• [Required action]: Pull every line with "name" from the entries below.

Web page and app entries
═══

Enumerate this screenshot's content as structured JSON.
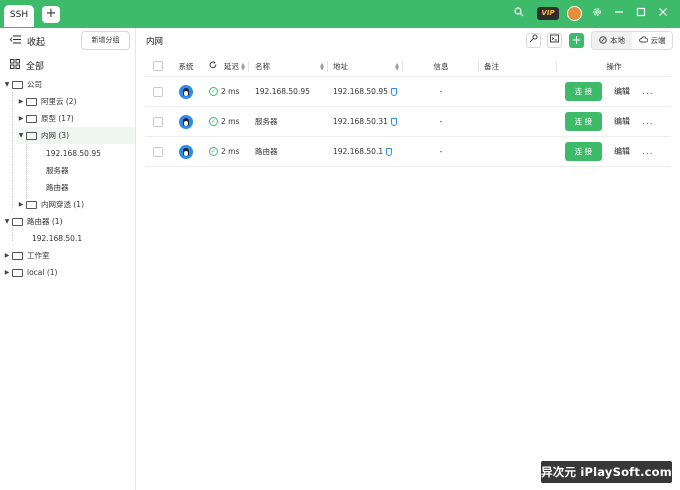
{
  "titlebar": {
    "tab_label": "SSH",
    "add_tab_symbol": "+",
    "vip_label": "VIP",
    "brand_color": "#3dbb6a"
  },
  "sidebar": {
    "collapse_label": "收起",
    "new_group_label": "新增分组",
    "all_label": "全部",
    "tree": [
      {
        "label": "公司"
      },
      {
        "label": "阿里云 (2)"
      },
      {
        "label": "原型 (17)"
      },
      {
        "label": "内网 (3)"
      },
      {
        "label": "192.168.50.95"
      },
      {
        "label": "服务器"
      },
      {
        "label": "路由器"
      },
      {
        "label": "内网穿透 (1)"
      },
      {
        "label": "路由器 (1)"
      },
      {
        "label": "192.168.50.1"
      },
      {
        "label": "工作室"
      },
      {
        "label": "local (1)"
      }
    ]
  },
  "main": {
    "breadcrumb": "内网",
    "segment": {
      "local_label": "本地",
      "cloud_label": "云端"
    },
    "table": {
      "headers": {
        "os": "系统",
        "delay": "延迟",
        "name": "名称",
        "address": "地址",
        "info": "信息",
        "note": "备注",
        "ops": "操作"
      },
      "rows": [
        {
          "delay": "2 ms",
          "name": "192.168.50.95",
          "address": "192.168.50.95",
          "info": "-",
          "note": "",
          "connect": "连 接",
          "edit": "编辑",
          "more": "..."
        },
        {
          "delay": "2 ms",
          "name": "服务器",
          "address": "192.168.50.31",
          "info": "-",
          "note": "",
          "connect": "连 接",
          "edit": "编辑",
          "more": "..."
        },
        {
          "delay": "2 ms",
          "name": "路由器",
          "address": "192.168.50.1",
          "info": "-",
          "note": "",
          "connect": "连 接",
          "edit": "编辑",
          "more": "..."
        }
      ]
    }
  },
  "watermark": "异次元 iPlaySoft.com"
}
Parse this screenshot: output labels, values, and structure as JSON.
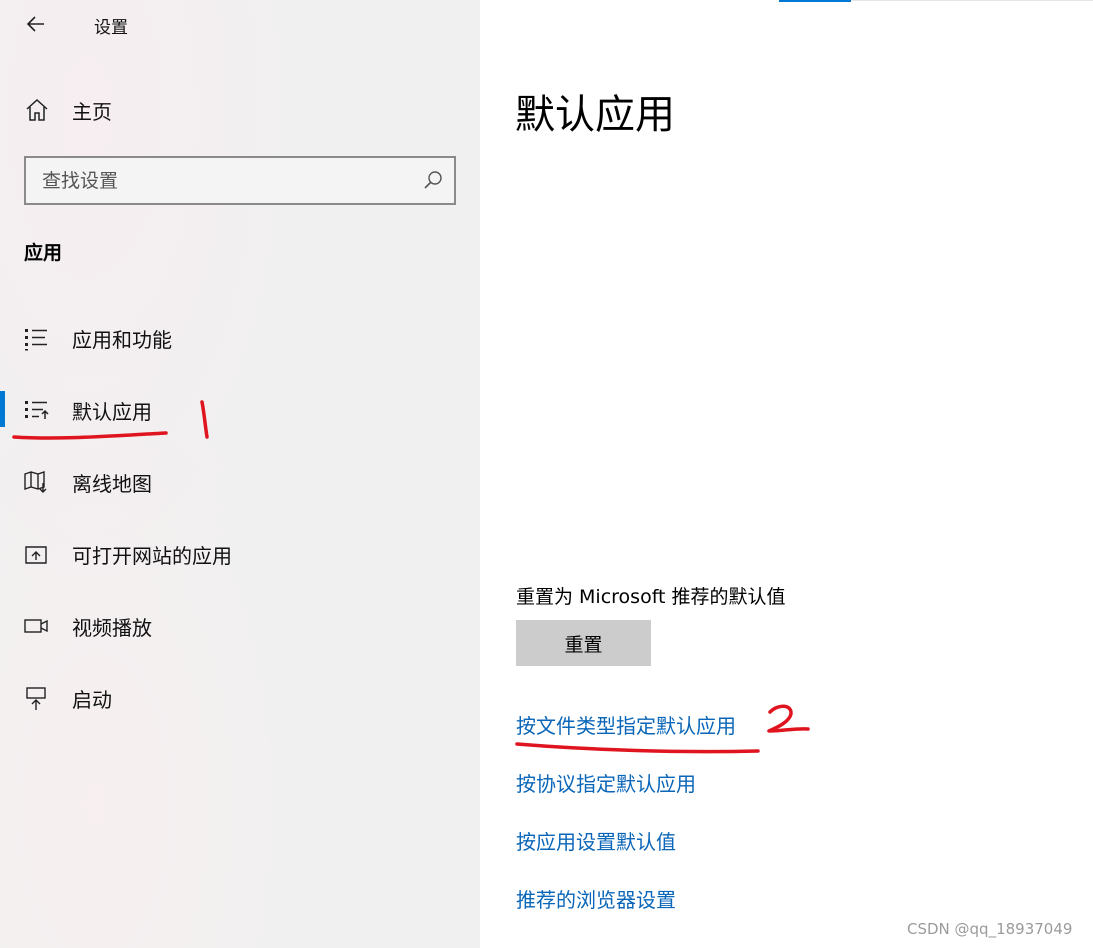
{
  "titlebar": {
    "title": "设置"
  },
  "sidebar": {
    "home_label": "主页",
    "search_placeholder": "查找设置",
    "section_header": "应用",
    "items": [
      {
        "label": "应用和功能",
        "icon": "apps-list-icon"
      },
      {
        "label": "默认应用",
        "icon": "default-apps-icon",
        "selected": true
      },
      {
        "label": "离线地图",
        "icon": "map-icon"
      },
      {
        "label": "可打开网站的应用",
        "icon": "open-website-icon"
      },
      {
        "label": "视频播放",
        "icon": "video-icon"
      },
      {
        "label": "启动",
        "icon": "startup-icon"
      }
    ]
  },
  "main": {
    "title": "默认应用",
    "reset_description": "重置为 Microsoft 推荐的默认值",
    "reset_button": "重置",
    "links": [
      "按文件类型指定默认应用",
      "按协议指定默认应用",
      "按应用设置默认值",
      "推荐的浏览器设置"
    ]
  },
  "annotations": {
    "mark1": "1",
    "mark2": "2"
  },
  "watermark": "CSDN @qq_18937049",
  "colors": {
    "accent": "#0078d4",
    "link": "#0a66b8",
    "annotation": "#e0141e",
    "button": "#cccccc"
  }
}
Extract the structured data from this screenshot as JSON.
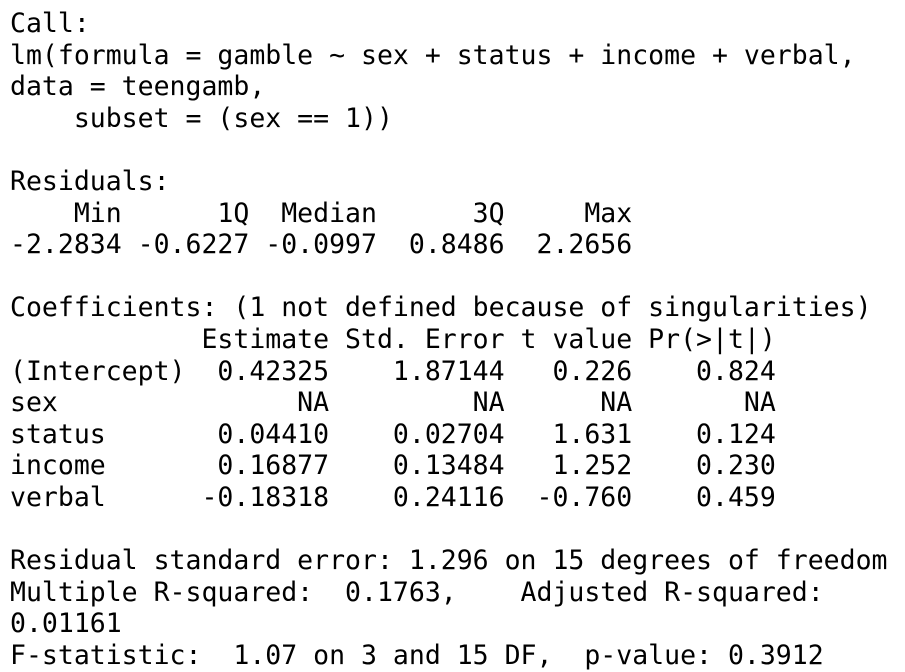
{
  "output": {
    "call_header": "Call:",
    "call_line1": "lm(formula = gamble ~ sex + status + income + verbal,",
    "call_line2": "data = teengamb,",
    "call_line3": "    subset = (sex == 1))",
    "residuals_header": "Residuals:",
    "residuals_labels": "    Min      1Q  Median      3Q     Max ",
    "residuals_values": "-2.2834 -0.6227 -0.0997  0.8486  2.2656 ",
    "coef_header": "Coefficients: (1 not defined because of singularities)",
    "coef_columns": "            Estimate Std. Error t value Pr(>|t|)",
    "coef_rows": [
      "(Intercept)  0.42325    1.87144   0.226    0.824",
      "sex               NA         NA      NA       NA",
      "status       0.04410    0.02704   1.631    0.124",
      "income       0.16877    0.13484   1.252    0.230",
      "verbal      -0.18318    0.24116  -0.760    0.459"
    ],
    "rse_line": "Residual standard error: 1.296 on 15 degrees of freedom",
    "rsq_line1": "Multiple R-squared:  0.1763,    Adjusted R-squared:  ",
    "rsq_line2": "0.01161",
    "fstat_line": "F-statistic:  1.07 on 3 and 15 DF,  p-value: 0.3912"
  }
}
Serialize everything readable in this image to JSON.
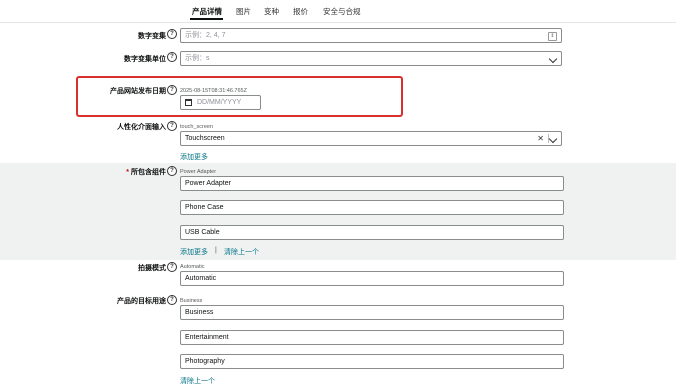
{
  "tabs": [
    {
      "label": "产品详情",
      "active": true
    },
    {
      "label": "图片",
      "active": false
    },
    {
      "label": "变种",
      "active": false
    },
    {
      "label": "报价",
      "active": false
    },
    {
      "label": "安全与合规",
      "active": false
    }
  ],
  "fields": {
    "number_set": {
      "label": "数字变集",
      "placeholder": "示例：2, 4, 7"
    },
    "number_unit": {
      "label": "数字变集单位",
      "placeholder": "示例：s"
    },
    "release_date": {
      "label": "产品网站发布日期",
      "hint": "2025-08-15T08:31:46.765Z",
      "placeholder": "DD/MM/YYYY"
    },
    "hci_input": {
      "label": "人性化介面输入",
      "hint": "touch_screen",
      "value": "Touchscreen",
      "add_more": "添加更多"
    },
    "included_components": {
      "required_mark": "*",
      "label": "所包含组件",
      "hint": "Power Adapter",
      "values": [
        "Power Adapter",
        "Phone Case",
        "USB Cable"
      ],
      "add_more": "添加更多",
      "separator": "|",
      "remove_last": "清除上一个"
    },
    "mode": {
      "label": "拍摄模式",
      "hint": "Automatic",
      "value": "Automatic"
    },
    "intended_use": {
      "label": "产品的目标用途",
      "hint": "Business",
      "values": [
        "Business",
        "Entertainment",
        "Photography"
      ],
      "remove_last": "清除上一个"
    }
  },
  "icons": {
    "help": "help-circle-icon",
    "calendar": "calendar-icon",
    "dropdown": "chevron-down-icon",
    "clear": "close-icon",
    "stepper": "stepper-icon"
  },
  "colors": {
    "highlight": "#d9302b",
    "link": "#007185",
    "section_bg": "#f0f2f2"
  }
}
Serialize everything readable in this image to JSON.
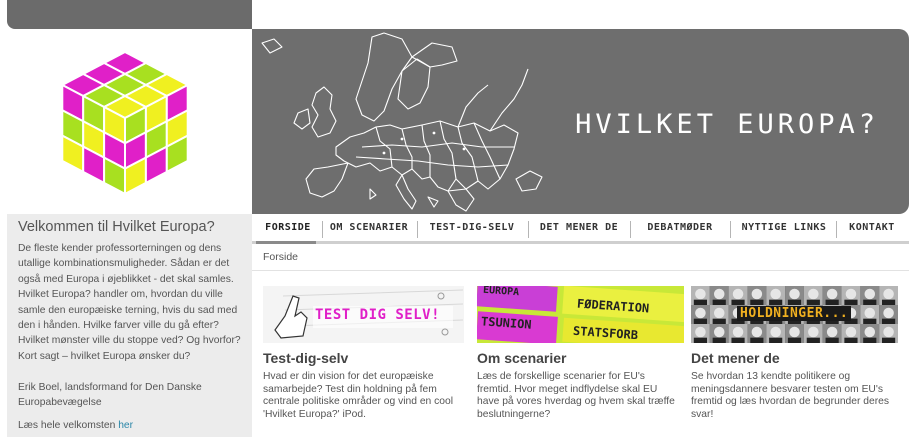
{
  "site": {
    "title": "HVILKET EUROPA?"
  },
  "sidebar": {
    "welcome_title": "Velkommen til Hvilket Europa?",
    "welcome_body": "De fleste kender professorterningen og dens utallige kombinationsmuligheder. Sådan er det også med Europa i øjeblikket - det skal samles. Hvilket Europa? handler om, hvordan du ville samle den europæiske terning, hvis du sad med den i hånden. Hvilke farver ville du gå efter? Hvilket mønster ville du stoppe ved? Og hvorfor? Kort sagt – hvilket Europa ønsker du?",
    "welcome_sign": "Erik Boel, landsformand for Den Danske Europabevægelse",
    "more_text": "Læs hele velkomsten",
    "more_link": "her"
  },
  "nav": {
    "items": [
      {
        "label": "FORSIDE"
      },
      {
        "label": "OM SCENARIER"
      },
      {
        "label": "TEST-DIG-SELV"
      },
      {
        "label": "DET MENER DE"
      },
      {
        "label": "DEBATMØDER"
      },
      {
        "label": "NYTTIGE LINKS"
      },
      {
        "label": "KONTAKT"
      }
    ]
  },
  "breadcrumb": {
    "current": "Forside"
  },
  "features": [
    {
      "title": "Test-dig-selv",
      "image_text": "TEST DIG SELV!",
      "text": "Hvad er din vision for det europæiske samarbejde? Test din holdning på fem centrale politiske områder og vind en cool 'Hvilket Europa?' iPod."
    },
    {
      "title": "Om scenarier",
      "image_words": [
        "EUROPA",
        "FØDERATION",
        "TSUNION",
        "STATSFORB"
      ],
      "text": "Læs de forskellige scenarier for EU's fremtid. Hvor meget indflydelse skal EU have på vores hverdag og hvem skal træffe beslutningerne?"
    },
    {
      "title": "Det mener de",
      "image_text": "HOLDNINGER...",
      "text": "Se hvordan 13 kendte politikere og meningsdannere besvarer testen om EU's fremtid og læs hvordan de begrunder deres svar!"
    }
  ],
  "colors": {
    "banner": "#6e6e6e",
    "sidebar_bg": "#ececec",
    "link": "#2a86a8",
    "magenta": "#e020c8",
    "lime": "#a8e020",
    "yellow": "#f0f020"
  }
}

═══

• [Task answer]:
        "name": "名称",
          "name": "192.168.50.95",
          "name": "服务器",
          "name": "路由器",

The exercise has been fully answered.